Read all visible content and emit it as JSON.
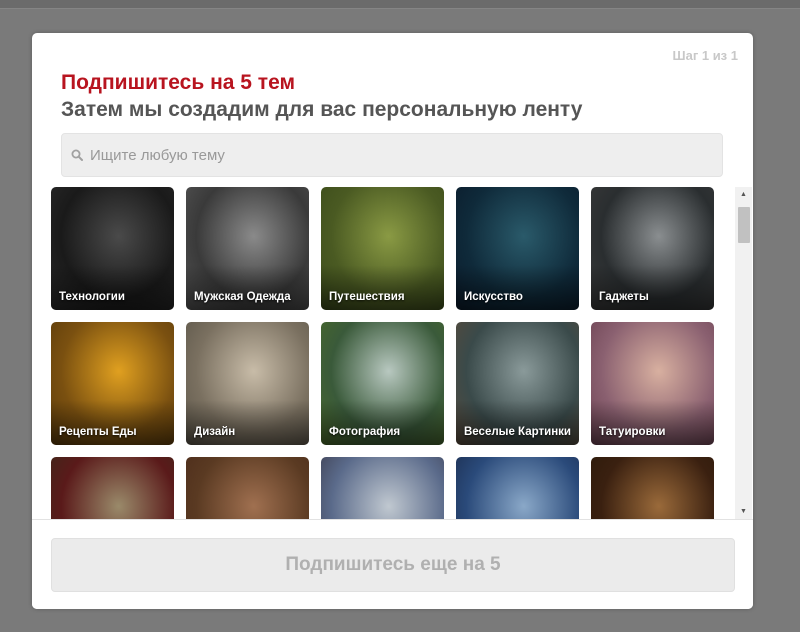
{
  "modal": {
    "step": "Шаг 1 из 1",
    "title": "Подпишитесь на 5 тем",
    "subtitle": "Затем мы создадим для вас персональную ленту"
  },
  "search": {
    "placeholder": "Ищите любую тему",
    "icon": "search-icon"
  },
  "topics": [
    {
      "label": "Технологии",
      "colors": [
        "#1a1a1a",
        "#4a4a4a",
        "#2a2a2a"
      ]
    },
    {
      "label": "Мужская Одежда",
      "colors": [
        "#3a3a3a",
        "#8a8a8a",
        "#555555"
      ]
    },
    {
      "label": "Путешествия",
      "colors": [
        "#4a5a22",
        "#8a9a44",
        "#3a4a1a"
      ]
    },
    {
      "label": "Искусство",
      "colors": [
        "#0f2a3a",
        "#2a5a6a",
        "#0a1a2a"
      ]
    },
    {
      "label": "Гаджеты",
      "colors": [
        "#2a2e30",
        "#8a8e90",
        "#3a3a3a"
      ]
    },
    {
      "label": "Рецепты Еды",
      "colors": [
        "#7a5010",
        "#e0a020",
        "#5a3a0a"
      ]
    },
    {
      "label": "Дизайн",
      "colors": [
        "#7a7060",
        "#c8bca8",
        "#5a5448"
      ]
    },
    {
      "label": "Фотография",
      "colors": [
        "#3a5a3a",
        "#b8c8c0",
        "#4a6a2a"
      ]
    },
    {
      "label": "Веселые Картинки",
      "colors": [
        "#3a4a4a",
        "#8a9a9a",
        "#5a4a3a"
      ]
    },
    {
      "label": "Татуировки",
      "colors": [
        "#8a6070",
        "#d8b0a0",
        "#6a4050"
      ]
    },
    {
      "label": "",
      "colors": [
        "#5a1a1a",
        "#9a8a6a",
        "#3a2a1a"
      ]
    },
    {
      "label": "",
      "colors": [
        "#5a3a22",
        "#a07050",
        "#4a2a1a"
      ]
    },
    {
      "label": "",
      "colors": [
        "#5a6a8a",
        "#c0c8d0",
        "#3a3a4a"
      ]
    },
    {
      "label": "",
      "colors": [
        "#2a4a7a",
        "#8aa8c8",
        "#1a2a4a"
      ]
    },
    {
      "label": "",
      "colors": [
        "#3a2010",
        "#9a6a3a",
        "#2a1a0a"
      ]
    }
  ],
  "footer": {
    "button_label": "Подпишитесь еще на 5"
  }
}
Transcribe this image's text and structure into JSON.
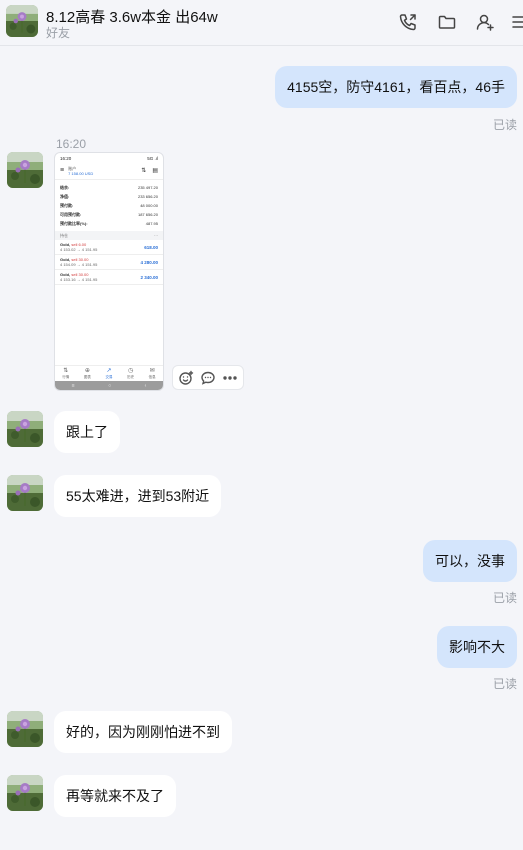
{
  "header": {
    "title": "8.12高春 3.6w本金 出64w",
    "subtitle": "好友",
    "icons": [
      "phone-icon",
      "folder-icon",
      "add-contact-icon",
      "more-icon"
    ]
  },
  "messages": [
    {
      "side": "out",
      "text": "4155空，防守4161，看百点，46手",
      "status": "已读"
    },
    {
      "side": "in",
      "time": "16:20",
      "type": "image"
    },
    {
      "side": "in",
      "text": "跟上了"
    },
    {
      "side": "in",
      "text": "55太难进，进到53附近"
    },
    {
      "side": "out",
      "text": "可以，没事",
      "status": "已读"
    },
    {
      "side": "out",
      "text": "影响不大",
      "status": "已读"
    },
    {
      "side": "in",
      "text": "好的，因为刚刚怕进不到"
    },
    {
      "side": "in",
      "text": "再等就来不及了"
    }
  ],
  "screenshot": {
    "status_time": "16:20",
    "status_right": "5G .ıl",
    "account_label": "账户",
    "balance": "7 158.00 USD",
    "account_rows": [
      {
        "label": "结余:",
        "value": "235 497.20"
      },
      {
        "label": "净值:",
        "value": "233 656.20"
      },
      {
        "label": "预付款:",
        "value": "48 000.00"
      },
      {
        "label": "可用预付款:",
        "value": "187 656.20"
      },
      {
        "label": "预付款比率(%):",
        "value": "487.95"
      }
    ],
    "section_label": "持仓",
    "section_more": "···",
    "positions": [
      {
        "symbol": "Gold,",
        "side": "sell 6.00",
        "range": "4 153.02 → 4 151.95",
        "pl": "618.00"
      },
      {
        "symbol": "Gold,",
        "side": "sell 30.00",
        "range": "4 154.09 → 4 151.95",
        "pl": "4 280.00"
      },
      {
        "symbol": "Gold,",
        "side": "sell 30.00",
        "range": "4 153.16 → 4 151.95",
        "pl": "2 340.00"
      }
    ],
    "nav": [
      {
        "icon": "⇅",
        "label": "行情"
      },
      {
        "icon": "⊕",
        "label": "图表"
      },
      {
        "icon": "↗",
        "label": "交易"
      },
      {
        "icon": "◷",
        "label": "历史"
      },
      {
        "icon": "✉",
        "label": "信息"
      }
    ]
  },
  "image_actions": [
    "emoji-add-icon",
    "comment-icon",
    "more-dots-icon"
  ]
}
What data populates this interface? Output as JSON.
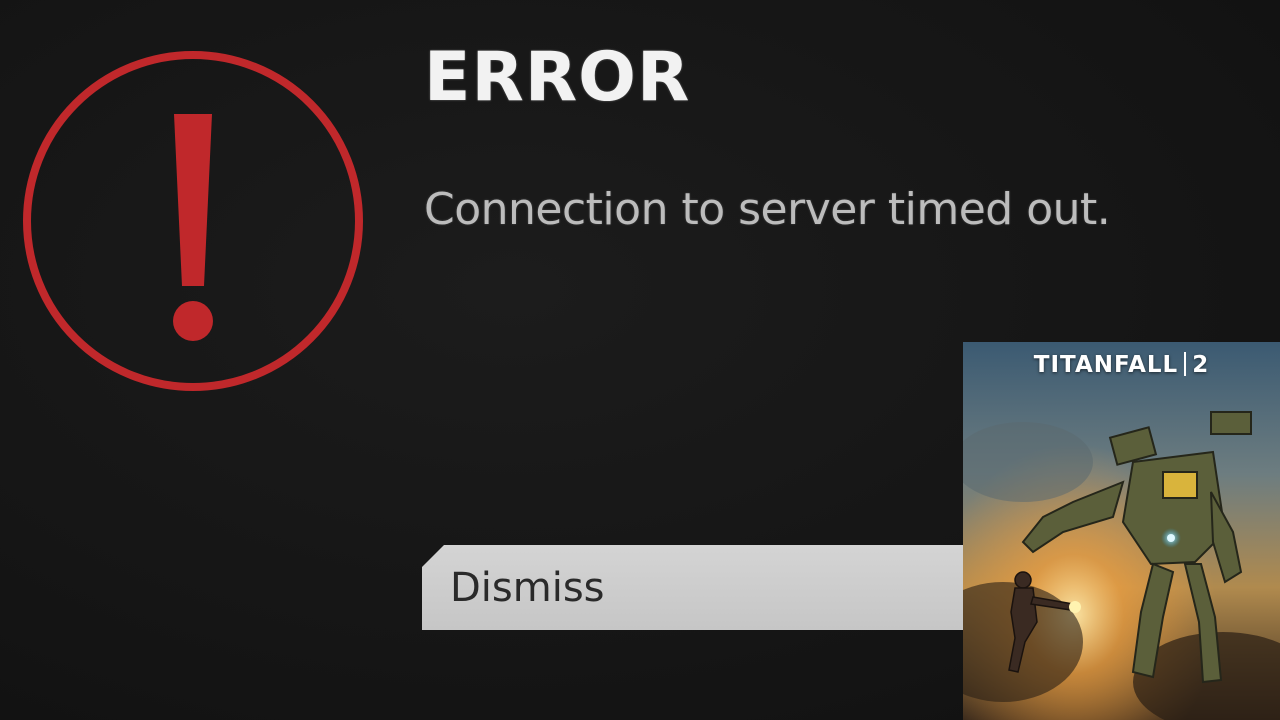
{
  "dialog": {
    "title": "ERROR",
    "message": "Connection to server timed out.",
    "dismiss_label": "Dismiss"
  },
  "cover": {
    "title": "TITANFALL",
    "number": "2"
  },
  "colors": {
    "background": "#161616",
    "icon_red": "#c0282b",
    "title_text": "#f2f2f2",
    "message_text": "#bcbcbc",
    "button_bg": "#cfcfcf",
    "button_text": "#2a2a2a"
  },
  "icons": {
    "error": "exclamation-circle-icon"
  }
}
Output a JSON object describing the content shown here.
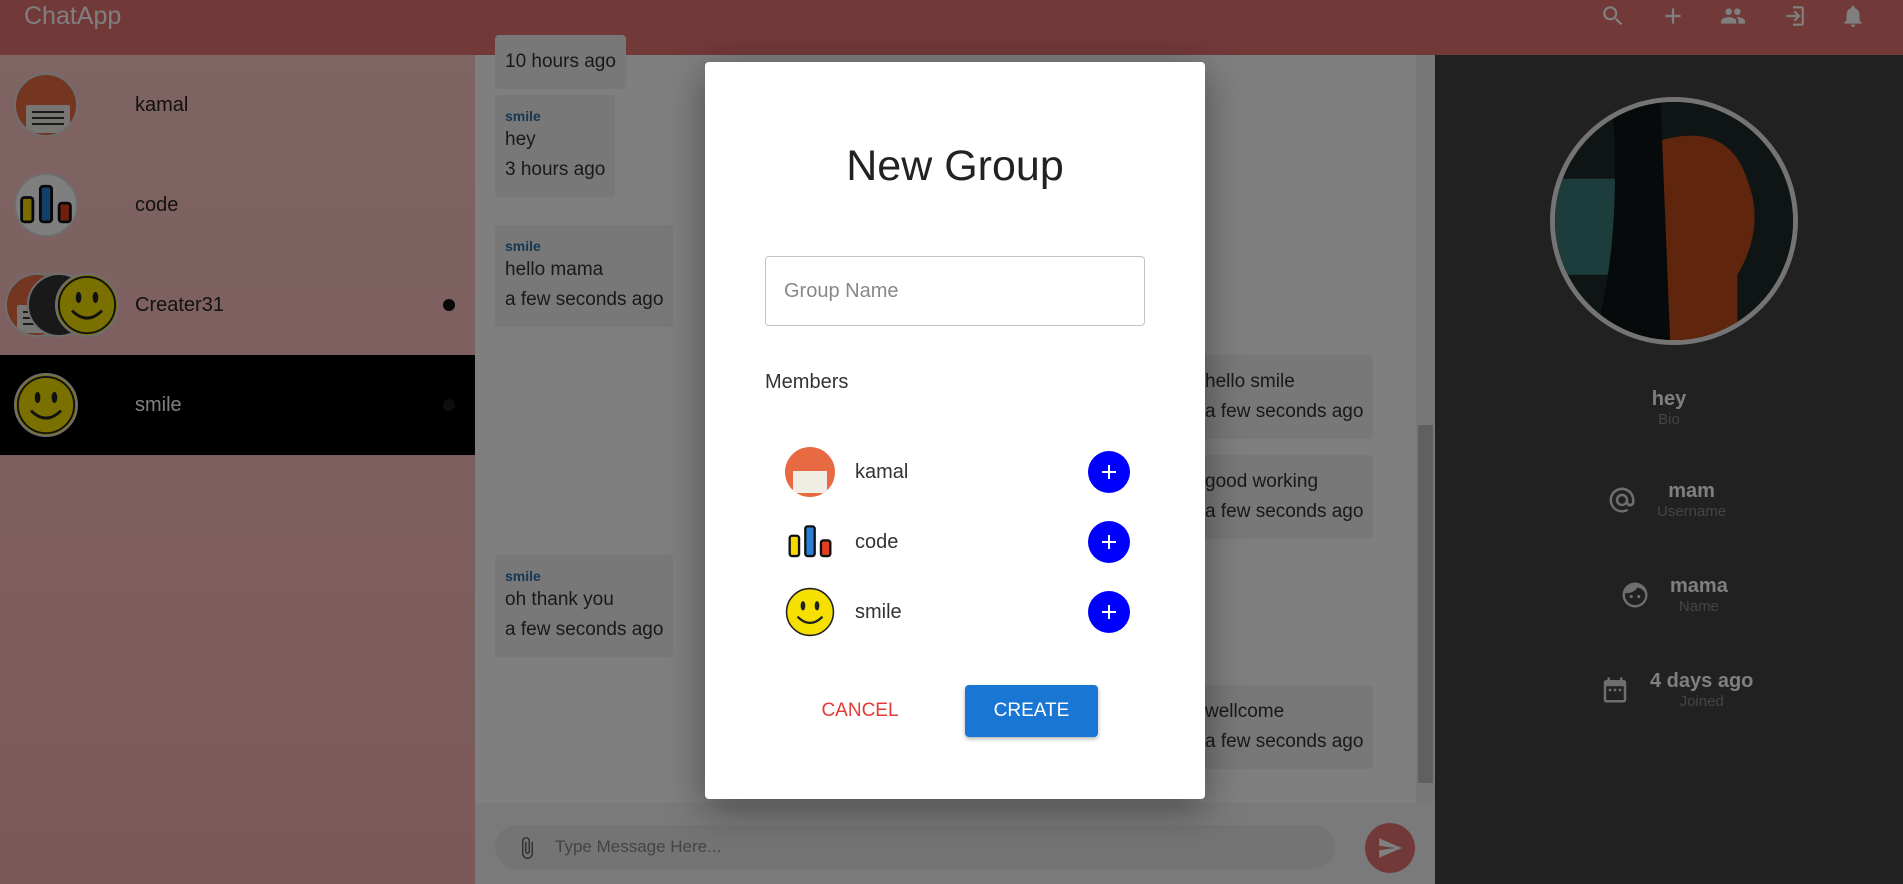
{
  "app": {
    "title": "ChatApp"
  },
  "toolbar": {
    "icons": [
      "search-icon",
      "add-icon",
      "group-icon",
      "logout-icon",
      "notifications-icon"
    ]
  },
  "sidebar": {
    "items": [
      {
        "name": "kamal",
        "avatar": "kamal"
      },
      {
        "name": "code",
        "avatar": "code"
      },
      {
        "name": "Creater31",
        "avatar": "group",
        "unread": true
      },
      {
        "name": "smile",
        "avatar": "smile",
        "selected": true,
        "unread": true
      }
    ]
  },
  "messages": [
    {
      "sender": "",
      "text": "",
      "time": "10 hours ago"
    },
    {
      "sender": "smile",
      "text": "hey",
      "time": "3 hours ago"
    },
    {
      "sender": "smile",
      "text": "hello mama",
      "time": "a few seconds ago"
    },
    {
      "sender": "",
      "text": "hello smile",
      "time": "a few seconds ago"
    },
    {
      "sender": "",
      "text": "good working",
      "time": "a few seconds ago"
    },
    {
      "sender": "smile",
      "text": "oh thank you",
      "time": "a few seconds ago"
    },
    {
      "sender": "",
      "text": "wellcome",
      "time": "a few seconds ago"
    }
  ],
  "composer": {
    "placeholder": "Type Message Here..."
  },
  "profile": {
    "bio_value": "hey",
    "bio_label": "Bio",
    "username_value": "mam",
    "username_label": "Username",
    "name_value": "mama",
    "name_label": "Name",
    "joined_value": "4 days ago",
    "joined_label": "Joined"
  },
  "dialog": {
    "title": "New Group",
    "group_name_placeholder": "Group Name",
    "members_label": "Members",
    "members": [
      {
        "name": "kamal"
      },
      {
        "name": "code"
      },
      {
        "name": "smile"
      }
    ],
    "cancel_label": "CANCEL",
    "create_label": "CREATE"
  },
  "colors": {
    "appbar": "#e57373",
    "sidebar": "#ffc8c8",
    "add_button": "#0000ff",
    "create_button": "#1976d2",
    "cancel_text": "#e53935",
    "sender_name": "#2b6fa6"
  }
}
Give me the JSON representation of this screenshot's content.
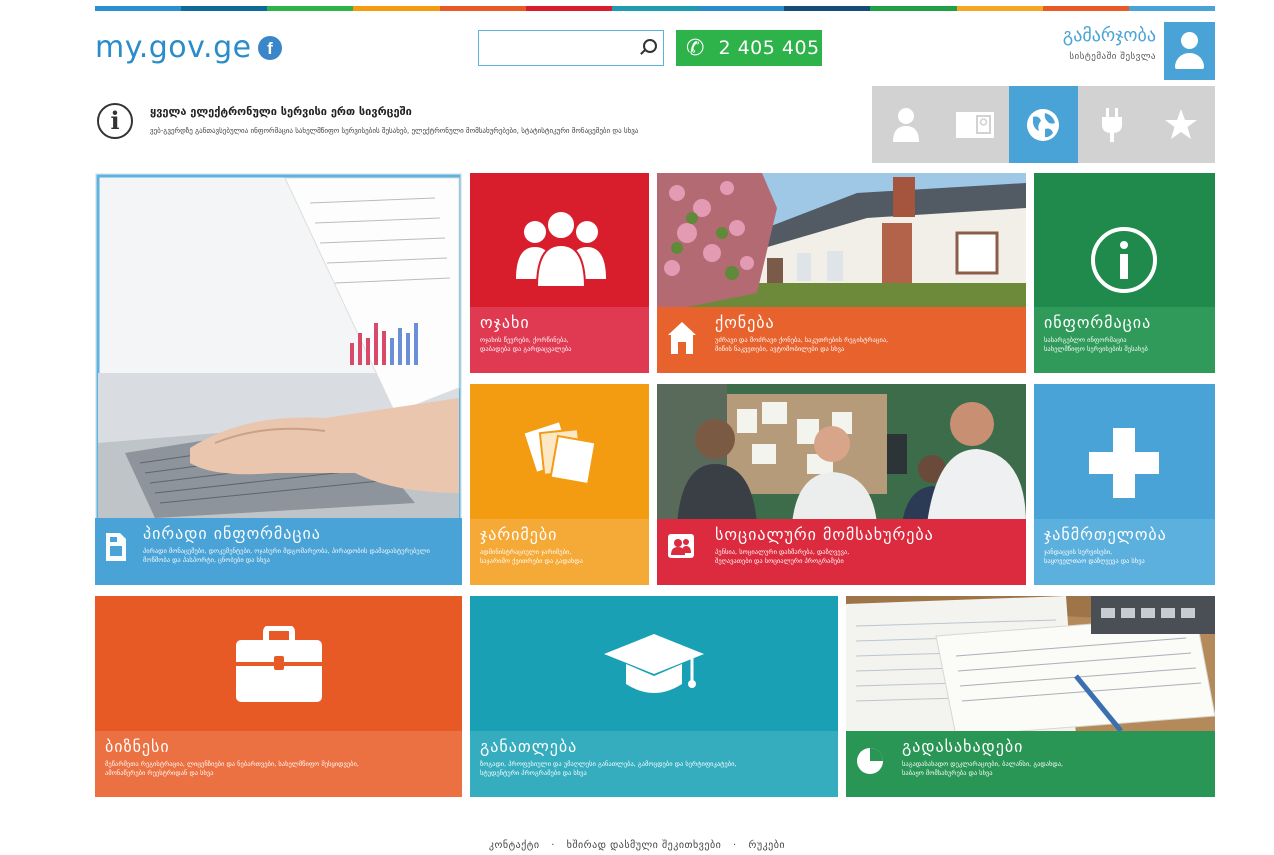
{
  "header": {
    "logo": "my.gov.ge",
    "facebook_label": "f",
    "search": {
      "value": "",
      "placeholder": ""
    },
    "phone": "2 405 405",
    "login": {
      "title": "გამარჯობა",
      "subtitle": "სისტემაში შესვლა"
    }
  },
  "stripe_colors": [
    "#2b8fcf",
    "#0e6a97",
    "#2db34a",
    "#f39c12",
    "#e85a25",
    "#d81e2d",
    "#1f9bb0",
    "#2a8cc8",
    "#164c78",
    "#20a046",
    "#f5a623",
    "#e85a25",
    "#4aa3d6"
  ],
  "notice": {
    "title": "ყველა ელექტრონული სერვისი ერთ სივრცეში",
    "text": "ვებ-გვერდზე განთავსებულია ინფორმაცია სახელმწიფო სერვისების შესახებ, ელექტრონული მომსახურებები, სტატისტიკური მონაცემები და სხვა"
  },
  "category_icons": [
    {
      "name": "person-icon",
      "glyph": "👤"
    },
    {
      "name": "id-card-icon",
      "glyph": "🪪"
    },
    {
      "name": "globe-icon",
      "glyph": "🌐"
    },
    {
      "name": "plug-icon",
      "glyph": "🔌"
    },
    {
      "name": "star-icon",
      "glyph": "★"
    }
  ],
  "tiles": {
    "personal": {
      "title": "პირადი ინფორმაცია",
      "desc1": "პირადი მონაცემები, დოკუმენტები, ოჯახური მდგომარეობა, პირადობის დამადასტურებელი",
      "desc2": "მოწმობა და პასპორტი, ცნობები და სხვა",
      "color": "#4aa3d6"
    },
    "family": {
      "title": "ოჯახი",
      "desc1": "ოჯახის წევრები, ქორწინება,",
      "desc2": "დაბადება და გარდაცვალება",
      "color": "#d81e2d"
    },
    "property": {
      "title": "ქონება",
      "desc1": "უძრავი და მოძრავი ქონება, საკუთრების რეგისტრაცია,",
      "desc2": "მიწის ნაკვეთები, ავტომობილები და სხვა",
      "color": "#e85a25"
    },
    "information": {
      "title": "ინფორმაცია",
      "desc1": "სასარგებლო ინფორმაცია",
      "desc2": "სახელმწიფო სერვისების შესახებ",
      "color": "#1f8a4b"
    },
    "fines": {
      "title": "ჯარიმები",
      "desc1": "ადმინისტრაციული ჯარიმები,",
      "desc2": "საჯარიმო ქვითრები და გადახდა",
      "color": "#f39c12"
    },
    "social": {
      "title": "სოციალური მომსახურება",
      "desc1": "პენსია, სოციალური დახმარება, დაზღვევა,",
      "desc2": "შეღავათები და სოციალური პროგრამები",
      "color": "#d81e2d"
    },
    "health": {
      "title": "ჯანმრთელობა",
      "desc1": "ჯანდაცვის სერვისები,",
      "desc2": "საყოველთაო დაზღვევა და სხვა",
      "color": "#4aa3d6"
    },
    "business": {
      "title": "ბიზნესი",
      "desc1": "მეწარმეთა რეგისტრაცია, ლიცენზიები და ნებართვები, სახელმწიფო შესყიდვები,",
      "desc2": "ამონაწერები რეესტრიდან და სხვა",
      "color": "#e85a25"
    },
    "education": {
      "title": "განათლება",
      "desc1": "ზოგადი, პროფესიული და უმაღლესი განათლება, გამოცდები და სერტიფიკატები,",
      "desc2": "სტუდენტური პროგრამები და სხვა",
      "color": "#1aa0b4"
    },
    "taxes": {
      "title": "გადასახადები",
      "desc1": "საგადასახადო დეკლარაციები, ბალანსი, გადახდა,",
      "desc2": "საბაჟო მომსახურება და სხვა",
      "color": "#1f8a4b"
    }
  },
  "footer": {
    "links": [
      "კონტაქტი",
      "ხშირად დასმული შეკითხვები",
      "რუკები"
    ],
    "separator": "·"
  }
}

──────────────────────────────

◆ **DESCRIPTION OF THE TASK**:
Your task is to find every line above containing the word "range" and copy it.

◆ **REPLY**:
        "range": "4 153.02 → 4 151.95",
        "range": "4 154.09 → 4 151.95",
        "range": "4 153.16 → 4 151.95",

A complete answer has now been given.